A reader recently let me know that he disagreed with my contention that the rich and poor should pay their income taxes at the same rate. His far more radical plan is that everyone should pay the same amount. That struck me as so bizarre, I wrote back to make certain he meant what I thought he meant. It turns out he did.

He actually felt that if a poor person paid $100 to the IRS, that is also what Warren Buffet and Bill Gates should pay.

As politely as I could, I pointed out that was sheer lunacy, and that the federal government couldn’t survive on that pittance. He, in turn, dared me to come up with federal departments that deserved to exist. I explained that the military would vanish under his system. I added that there are agencies which should continue to function, but on a limited budget and without the Gestapo-like powers Obama has given them.

For openers, even under my reader’s plan the IRS would be required to ensure that Gates and Buffet mailed in those $100 checks. Also, there is nothing intrinsically evil about the EPA. I mean, do any of us really want factories to be free to poison our water and pollute the air simply because the factory owners want to maximize profits?

To which, my reader replied: “Where in the Constitution do you find any mention of these agencies?”

Well, there are any number of federal bureaucracies that I would immediately shut down if I could, including the Commerce Department, Education, the “Human” part of Health and Human Services, and even the Justice Department so long as Eric Holder is taking his marching orders from Barack Obama. But, instead, I replied: “The Founding Fathers were a remarkable group of individuals, but just because they lacked the foresight in the 18th century to imagine jetliners, radio stations and TV networks, doesn’t mean that the FAA and FCC are unconstitutional.”

To which Reader replied: “This is what amendments are for. If something is to be added, amend the Constitution. The Founders did foresee modifications to address new items; that is why Madison included Article Five.”

To which I countered: “Amending the Constitution is a long and laborious process. Commonsense would dictate that Congress creates legislation and agencies to deal with new inventions, and that we don’t start amending the Constitution every time someone like Steve Jobs comes up with a brainstorm.”

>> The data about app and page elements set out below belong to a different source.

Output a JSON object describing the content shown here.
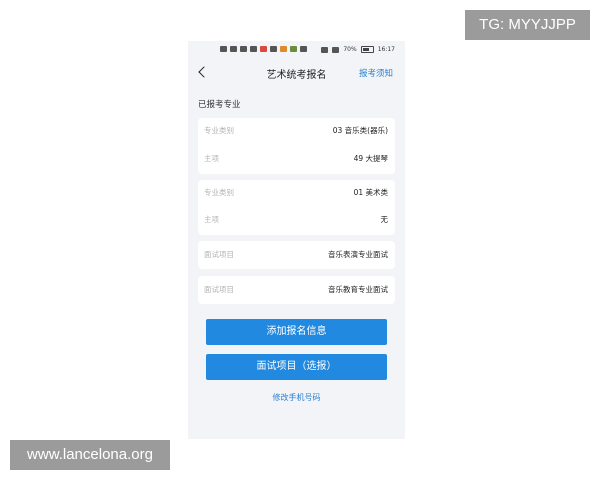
{
  "watermarks": {
    "top_right": "TG: MYYJJPP",
    "bottom_left": "www.lancelona.org"
  },
  "status_bar": {
    "battery": "70%",
    "time": "16:17"
  },
  "nav": {
    "title": "艺术统考报名",
    "right_link": "报考须知"
  },
  "section_label": "已报考专业",
  "cards": [
    {
      "rows": [
        {
          "key": "专业类别",
          "value": "03 音乐类(器乐)"
        },
        {
          "key": "主项",
          "value": "49 大提琴"
        }
      ]
    },
    {
      "rows": [
        {
          "key": "专业类别",
          "value": "01 美术类"
        },
        {
          "key": "主项",
          "value": "无"
        }
      ]
    },
    {
      "rows": [
        {
          "key": "面试项目",
          "value": "音乐表演专业面试"
        }
      ]
    },
    {
      "rows": [
        {
          "key": "面试项目",
          "value": "音乐教育专业面试"
        }
      ]
    }
  ],
  "buttons": {
    "add_info": "添加报名信息",
    "interview_optional": "面试项目（选报）"
  },
  "bottom_link": "修改手机号码",
  "colors": {
    "accent": "#2289e0",
    "link": "#2a7fd4",
    "background": "#f2f4f7"
  }
}
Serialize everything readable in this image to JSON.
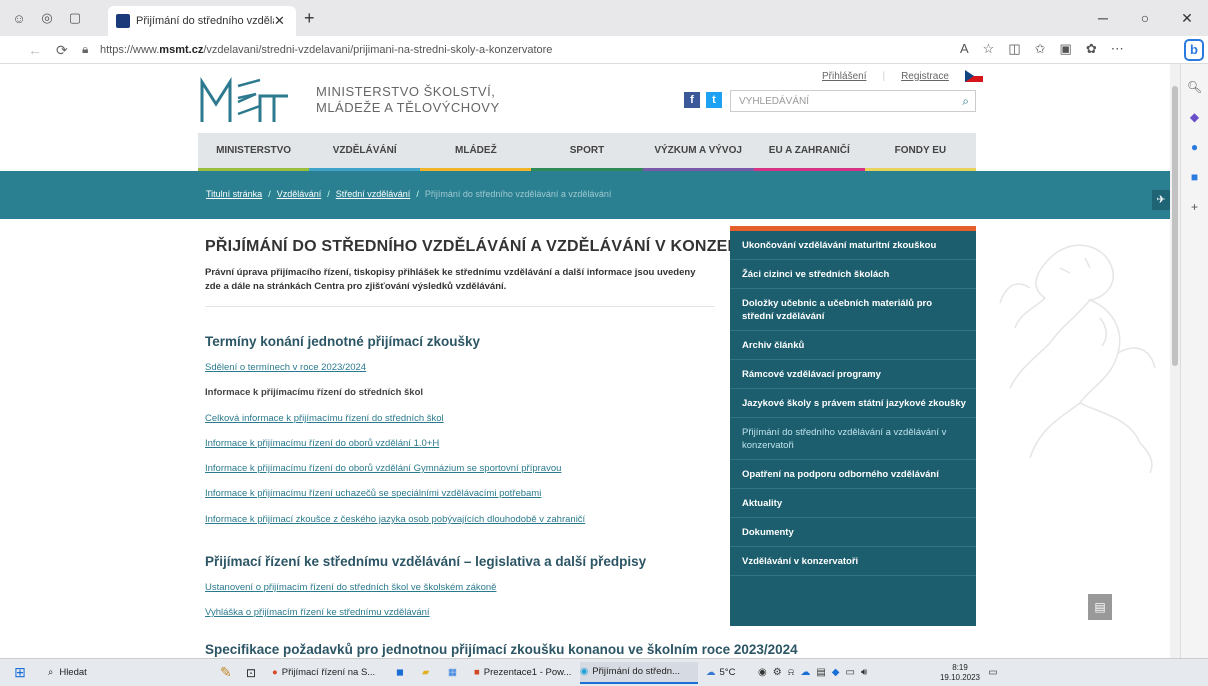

Finally, I just saw a show produced in 2007 that dealt with the Mayan Calendar. Back then, in case it slipped your mind, there was a lot of attention focused on the mysterious fact that the last date on the ancient calendar was December 21, 2012. The pinheads took that to mean the world would cease to exist on that day.

When the show ended, I found myself wondering if those who were convinced of the world’s end awoke on the 22nd of December happy to still be alive or miserable because they knew that anyone in their circle who was anything like yours truly would never stop teasing them.

But then I found myself wondering if perhaps those Mayans foresaw that six weeks prior to that date, Barack Obama would be re-elected, and that for millions of Americans, although the world hadn’t really ended, it sure felt like it had.

©2014 Burt Prelutsky. Comments?